-- MATERIAL PROVIDED --
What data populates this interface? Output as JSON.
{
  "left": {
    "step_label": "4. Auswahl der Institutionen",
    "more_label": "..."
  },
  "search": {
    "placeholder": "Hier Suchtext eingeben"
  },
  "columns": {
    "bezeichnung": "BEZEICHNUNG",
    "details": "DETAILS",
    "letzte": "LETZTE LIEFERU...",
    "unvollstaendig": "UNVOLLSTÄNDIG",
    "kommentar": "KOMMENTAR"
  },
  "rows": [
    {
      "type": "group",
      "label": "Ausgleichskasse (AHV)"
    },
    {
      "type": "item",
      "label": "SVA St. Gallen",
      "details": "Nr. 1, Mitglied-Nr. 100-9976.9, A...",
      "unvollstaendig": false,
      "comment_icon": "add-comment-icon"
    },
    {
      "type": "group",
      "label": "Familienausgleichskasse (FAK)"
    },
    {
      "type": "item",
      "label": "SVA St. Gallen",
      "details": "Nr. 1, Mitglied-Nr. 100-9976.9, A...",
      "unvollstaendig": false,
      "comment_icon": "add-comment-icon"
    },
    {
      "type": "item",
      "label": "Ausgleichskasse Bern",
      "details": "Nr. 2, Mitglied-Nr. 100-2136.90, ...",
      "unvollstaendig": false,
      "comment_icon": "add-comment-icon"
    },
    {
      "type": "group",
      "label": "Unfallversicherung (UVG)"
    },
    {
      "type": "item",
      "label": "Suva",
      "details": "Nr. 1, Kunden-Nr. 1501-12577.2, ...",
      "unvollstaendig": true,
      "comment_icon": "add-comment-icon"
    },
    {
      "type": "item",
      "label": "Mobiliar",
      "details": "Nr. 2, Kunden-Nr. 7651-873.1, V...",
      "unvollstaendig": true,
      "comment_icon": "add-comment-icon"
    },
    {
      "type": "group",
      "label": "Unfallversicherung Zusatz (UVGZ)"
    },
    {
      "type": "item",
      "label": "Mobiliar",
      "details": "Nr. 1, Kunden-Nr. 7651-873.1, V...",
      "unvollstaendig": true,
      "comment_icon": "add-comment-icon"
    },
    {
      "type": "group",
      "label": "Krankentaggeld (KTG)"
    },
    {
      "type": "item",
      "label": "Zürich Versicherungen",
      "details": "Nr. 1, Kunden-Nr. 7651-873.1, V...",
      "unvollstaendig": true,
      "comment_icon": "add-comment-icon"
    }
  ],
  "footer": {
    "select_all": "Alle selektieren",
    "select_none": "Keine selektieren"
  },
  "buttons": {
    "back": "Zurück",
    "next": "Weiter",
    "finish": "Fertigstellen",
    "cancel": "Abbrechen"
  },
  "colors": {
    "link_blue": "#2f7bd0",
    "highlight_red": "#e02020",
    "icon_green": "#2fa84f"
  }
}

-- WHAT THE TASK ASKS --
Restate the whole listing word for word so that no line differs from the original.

-- THE COMPLETED TASK --
What data populates this interface? Output as JSON.
{
  "left": {
    "step_label": "4. Auswahl der Institutionen",
    "more_label": "..."
  },
  "search": {
    "placeholder": "Hier Suchtext eingeben"
  },
  "columns": {
    "bezeichnung": "BEZEICHNUNG",
    "details": "DETAILS",
    "letzte": "LETZTE LIEFERU...",
    "unvollstaendig": "UNVOLLSTÄNDIG",
    "kommentar": "KOMMENTAR"
  },
  "rows": [
    {
      "type": "group",
      "label": "Ausgleichskasse (AHV)"
    },
    {
      "type": "item",
      "label": "SVA St. Gallen",
      "details": "Nr. 1, Mitglied-Nr. 100-9976.9, A...",
      "unvollstaendig": false,
      "comment_icon": "add-comment-icon"
    },
    {
      "type": "group",
      "label": "Familienausgleichskasse (FAK)"
    },
    {
      "type": "item",
      "label": "SVA St. Gallen",
      "details": "Nr. 1, Mitglied-Nr. 100-9976.9, A...",
      "unvollstaendig": false,
      "comment_icon": "add-comment-icon"
    },
    {
      "type": "item",
      "label": "Ausgleichskasse Bern",
      "details": "Nr. 2, Mitglied-Nr. 100-2136.90, ...",
      "unvollstaendig": false,
      "comment_icon": "add-comment-icon"
    },
    {
      "type": "group",
      "label": "Unfallversicherung (UVG)"
    },
    {
      "type": "item",
      "label": "Suva",
      "details": "Nr. 1, Kunden-Nr. 1501-12577.2, ...",
      "unvollstaendig": true,
      "comment_icon": "add-comment-icon"
    },
    {
      "type": "item",
      "label": "Mobiliar",
      "details": "Nr. 2, Kunden-Nr. 7651-873.1, V...",
      "unvollstaendig": true,
      "comment_icon": "add-comment-icon"
    },
    {
      "type": "group",
      "label": "Unfallversicherung Zusatz (UVGZ)"
    },
    {
      "type": "item",
      "label": "Mobiliar",
      "details": "Nr. 1, Kunden-Nr. 7651-873.1, V...",
      "unvollstaendig": true,
      "comment_icon": "add-comment-icon"
    },
    {
      "type": "group",
      "label": "Krankentaggeld (KTG)"
    },
    {
      "type": "item",
      "label": "Zürich Versicherungen",
      "details": "Nr. 1, Kunden-Nr. 7651-873.1, V...",
      "unvollstaendig": true,
      "comment_icon": "add-comment-icon"
    }
  ],
  "footer": {
    "select_all": "Alle selektieren",
    "select_none": "Keine selektieren"
  },
  "buttons": {
    "back": "Zurück",
    "next": "Weiter",
    "finish": "Fertigstellen",
    "cancel": "Abbrechen"
  },
  "colors": {
    "link_blue": "#2f7bd0",
    "highlight_red": "#e02020",
    "icon_green": "#2fa84f"
  }
}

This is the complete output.